From what has been heretofore said it becomes apparent that so far as this first assignment of error is concerned we cannot consider the assignment because it deals with matters not tried out during the trial of the case, that is, the case was not tried upon the theory now advanced that the respective covenants were mutually dependent and to be concurrently performed; that respondents had not performed or offered to perform, and that there was therefore no breach.

The trial court made no express findings upon the issue of contract construction and appellants here contend that the failure to do so was reversible error. We do not agree. The court found that the contract had been entered into as alleged; that the plaintiffs had at all times done and performed all the conditions of the contract to be performed on their part; that defendants had failed and refused to perform the contract in that they had failed to cause water to be supplied to the property described in the contract pursuant to its terms, although demand had been made upon them to perform; that by reason of the breach of contract plaintiffs had been damaged in the sum of $6,000. No motion to amend was made, no request for further findings was made. The findings were responsive to the issues as stated in the pretrial order. Nothing more was required.

No further contentions of error are made.

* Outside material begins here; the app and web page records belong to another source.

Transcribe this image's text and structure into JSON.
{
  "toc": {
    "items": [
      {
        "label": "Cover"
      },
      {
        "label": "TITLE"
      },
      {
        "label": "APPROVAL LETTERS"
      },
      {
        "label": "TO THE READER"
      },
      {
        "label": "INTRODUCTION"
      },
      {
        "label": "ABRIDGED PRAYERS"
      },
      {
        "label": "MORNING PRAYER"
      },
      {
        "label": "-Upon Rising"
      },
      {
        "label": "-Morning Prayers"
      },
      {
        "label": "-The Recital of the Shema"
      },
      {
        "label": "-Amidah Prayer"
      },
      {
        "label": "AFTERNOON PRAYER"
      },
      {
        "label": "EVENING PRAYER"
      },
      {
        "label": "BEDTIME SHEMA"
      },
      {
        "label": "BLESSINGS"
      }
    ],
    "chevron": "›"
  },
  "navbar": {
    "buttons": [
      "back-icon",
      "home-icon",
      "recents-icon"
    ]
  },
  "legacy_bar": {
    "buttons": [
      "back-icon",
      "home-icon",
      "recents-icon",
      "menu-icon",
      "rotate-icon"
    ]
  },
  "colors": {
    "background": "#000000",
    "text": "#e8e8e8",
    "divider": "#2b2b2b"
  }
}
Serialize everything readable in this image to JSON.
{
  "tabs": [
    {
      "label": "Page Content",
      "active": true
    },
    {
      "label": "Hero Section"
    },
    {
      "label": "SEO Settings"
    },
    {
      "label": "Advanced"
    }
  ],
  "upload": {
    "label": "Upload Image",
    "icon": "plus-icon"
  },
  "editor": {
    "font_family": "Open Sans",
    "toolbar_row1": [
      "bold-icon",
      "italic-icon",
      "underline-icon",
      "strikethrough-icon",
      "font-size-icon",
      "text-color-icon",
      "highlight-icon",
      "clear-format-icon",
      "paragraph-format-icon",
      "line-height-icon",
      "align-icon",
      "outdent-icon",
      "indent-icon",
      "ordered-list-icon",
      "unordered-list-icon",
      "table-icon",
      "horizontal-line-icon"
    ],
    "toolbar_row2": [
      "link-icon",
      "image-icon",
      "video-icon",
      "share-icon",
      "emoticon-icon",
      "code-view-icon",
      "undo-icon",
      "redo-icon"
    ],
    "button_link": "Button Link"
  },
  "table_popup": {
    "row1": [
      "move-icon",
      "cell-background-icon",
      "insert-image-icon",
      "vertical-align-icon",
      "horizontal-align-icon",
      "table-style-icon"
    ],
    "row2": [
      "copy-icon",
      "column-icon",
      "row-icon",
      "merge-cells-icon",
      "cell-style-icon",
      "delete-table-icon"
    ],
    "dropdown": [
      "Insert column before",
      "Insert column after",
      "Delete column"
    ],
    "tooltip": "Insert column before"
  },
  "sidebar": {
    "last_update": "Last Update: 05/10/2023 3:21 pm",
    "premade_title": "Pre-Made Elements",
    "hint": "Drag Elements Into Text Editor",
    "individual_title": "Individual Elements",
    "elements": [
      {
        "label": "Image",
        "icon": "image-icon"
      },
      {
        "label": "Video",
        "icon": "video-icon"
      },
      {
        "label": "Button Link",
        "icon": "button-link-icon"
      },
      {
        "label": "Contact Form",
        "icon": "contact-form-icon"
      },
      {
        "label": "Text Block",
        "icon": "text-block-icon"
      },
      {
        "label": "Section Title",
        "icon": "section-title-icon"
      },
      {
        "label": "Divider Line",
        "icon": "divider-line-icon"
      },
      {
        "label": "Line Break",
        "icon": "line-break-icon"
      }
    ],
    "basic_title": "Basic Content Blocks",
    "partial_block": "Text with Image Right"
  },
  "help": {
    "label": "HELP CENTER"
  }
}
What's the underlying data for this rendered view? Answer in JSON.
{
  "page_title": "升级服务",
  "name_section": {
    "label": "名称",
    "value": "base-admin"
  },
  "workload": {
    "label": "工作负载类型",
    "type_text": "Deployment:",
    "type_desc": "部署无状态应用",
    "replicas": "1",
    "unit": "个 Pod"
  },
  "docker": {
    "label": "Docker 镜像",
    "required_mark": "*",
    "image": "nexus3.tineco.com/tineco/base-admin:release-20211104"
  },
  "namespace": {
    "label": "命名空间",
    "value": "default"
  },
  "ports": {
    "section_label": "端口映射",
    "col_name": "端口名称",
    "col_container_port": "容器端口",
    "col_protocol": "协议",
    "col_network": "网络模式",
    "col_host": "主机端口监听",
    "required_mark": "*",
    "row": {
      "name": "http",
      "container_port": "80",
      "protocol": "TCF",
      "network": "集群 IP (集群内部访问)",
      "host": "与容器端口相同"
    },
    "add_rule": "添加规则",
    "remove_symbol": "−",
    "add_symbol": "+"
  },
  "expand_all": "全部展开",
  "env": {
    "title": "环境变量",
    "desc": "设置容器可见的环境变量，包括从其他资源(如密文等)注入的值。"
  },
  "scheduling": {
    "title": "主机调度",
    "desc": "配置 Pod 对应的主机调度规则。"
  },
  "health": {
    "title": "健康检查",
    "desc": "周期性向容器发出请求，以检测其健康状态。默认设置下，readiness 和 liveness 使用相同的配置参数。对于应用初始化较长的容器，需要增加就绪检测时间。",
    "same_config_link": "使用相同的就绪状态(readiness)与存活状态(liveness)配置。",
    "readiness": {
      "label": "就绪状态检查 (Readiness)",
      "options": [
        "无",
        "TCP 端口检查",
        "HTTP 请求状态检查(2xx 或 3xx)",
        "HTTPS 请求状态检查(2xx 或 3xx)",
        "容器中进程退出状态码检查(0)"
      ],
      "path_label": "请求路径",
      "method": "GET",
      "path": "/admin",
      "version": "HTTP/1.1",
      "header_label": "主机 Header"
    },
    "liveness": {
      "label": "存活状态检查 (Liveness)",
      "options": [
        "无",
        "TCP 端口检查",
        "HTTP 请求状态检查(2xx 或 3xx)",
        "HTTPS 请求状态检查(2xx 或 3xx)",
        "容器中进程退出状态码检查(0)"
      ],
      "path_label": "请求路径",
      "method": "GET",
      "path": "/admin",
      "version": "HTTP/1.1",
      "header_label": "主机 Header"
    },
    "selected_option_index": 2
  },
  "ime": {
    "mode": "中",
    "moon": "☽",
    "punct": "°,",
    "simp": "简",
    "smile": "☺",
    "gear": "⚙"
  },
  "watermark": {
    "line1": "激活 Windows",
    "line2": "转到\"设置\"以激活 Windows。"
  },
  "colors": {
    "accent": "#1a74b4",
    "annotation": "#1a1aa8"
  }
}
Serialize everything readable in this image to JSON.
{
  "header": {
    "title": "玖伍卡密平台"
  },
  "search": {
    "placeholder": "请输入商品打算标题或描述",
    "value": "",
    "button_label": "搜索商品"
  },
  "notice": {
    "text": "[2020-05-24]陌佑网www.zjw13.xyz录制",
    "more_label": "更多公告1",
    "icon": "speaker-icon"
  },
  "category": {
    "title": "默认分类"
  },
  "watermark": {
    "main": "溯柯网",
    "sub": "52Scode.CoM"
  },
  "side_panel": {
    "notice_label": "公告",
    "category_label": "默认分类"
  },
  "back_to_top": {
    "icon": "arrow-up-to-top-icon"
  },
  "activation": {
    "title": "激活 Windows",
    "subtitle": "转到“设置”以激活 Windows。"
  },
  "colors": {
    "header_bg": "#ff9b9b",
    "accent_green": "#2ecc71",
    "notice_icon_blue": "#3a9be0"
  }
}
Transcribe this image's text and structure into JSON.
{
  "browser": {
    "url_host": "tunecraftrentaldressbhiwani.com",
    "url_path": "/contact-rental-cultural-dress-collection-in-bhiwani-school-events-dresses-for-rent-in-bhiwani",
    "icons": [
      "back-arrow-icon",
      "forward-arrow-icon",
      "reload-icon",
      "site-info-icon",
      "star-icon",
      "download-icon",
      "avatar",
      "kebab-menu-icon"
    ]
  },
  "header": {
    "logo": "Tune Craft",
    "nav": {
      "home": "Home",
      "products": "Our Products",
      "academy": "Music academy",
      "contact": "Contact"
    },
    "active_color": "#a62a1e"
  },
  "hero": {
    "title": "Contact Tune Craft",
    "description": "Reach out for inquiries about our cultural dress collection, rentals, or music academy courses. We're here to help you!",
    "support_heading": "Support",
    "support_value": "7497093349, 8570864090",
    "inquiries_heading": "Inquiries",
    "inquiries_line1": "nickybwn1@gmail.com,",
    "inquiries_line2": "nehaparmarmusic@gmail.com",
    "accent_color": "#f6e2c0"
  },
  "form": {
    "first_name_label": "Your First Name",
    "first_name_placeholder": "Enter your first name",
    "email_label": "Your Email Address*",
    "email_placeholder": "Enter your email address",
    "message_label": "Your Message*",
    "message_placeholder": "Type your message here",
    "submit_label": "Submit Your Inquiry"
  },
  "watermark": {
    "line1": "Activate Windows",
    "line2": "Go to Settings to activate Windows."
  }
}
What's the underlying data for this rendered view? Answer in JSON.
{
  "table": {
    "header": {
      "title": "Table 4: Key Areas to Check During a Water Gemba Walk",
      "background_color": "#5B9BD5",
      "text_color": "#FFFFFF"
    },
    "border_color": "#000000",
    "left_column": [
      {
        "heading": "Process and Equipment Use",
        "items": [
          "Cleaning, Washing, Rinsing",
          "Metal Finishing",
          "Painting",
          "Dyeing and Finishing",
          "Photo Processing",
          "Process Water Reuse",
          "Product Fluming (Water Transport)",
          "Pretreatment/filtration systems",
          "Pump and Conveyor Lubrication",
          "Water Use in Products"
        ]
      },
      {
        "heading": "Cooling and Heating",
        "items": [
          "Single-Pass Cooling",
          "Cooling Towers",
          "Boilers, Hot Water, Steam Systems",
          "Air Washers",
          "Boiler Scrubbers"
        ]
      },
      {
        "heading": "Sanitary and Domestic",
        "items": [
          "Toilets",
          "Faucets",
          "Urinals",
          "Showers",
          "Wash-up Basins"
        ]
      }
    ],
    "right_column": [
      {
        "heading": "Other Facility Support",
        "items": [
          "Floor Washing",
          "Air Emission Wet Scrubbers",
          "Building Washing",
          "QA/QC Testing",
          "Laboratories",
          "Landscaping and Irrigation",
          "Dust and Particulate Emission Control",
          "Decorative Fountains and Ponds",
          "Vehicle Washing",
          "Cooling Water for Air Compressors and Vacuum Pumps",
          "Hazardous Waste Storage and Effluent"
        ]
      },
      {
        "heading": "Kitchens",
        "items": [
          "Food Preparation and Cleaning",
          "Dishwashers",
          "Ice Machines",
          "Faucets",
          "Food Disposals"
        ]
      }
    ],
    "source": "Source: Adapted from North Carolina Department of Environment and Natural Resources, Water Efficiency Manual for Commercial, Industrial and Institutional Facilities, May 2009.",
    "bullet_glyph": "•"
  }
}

The judgment, for the reasons hereinbefore given, is affirmed.

VAN DYKE, Presiding Justice.

SCHOTTKY and PEEK, JJ., concur.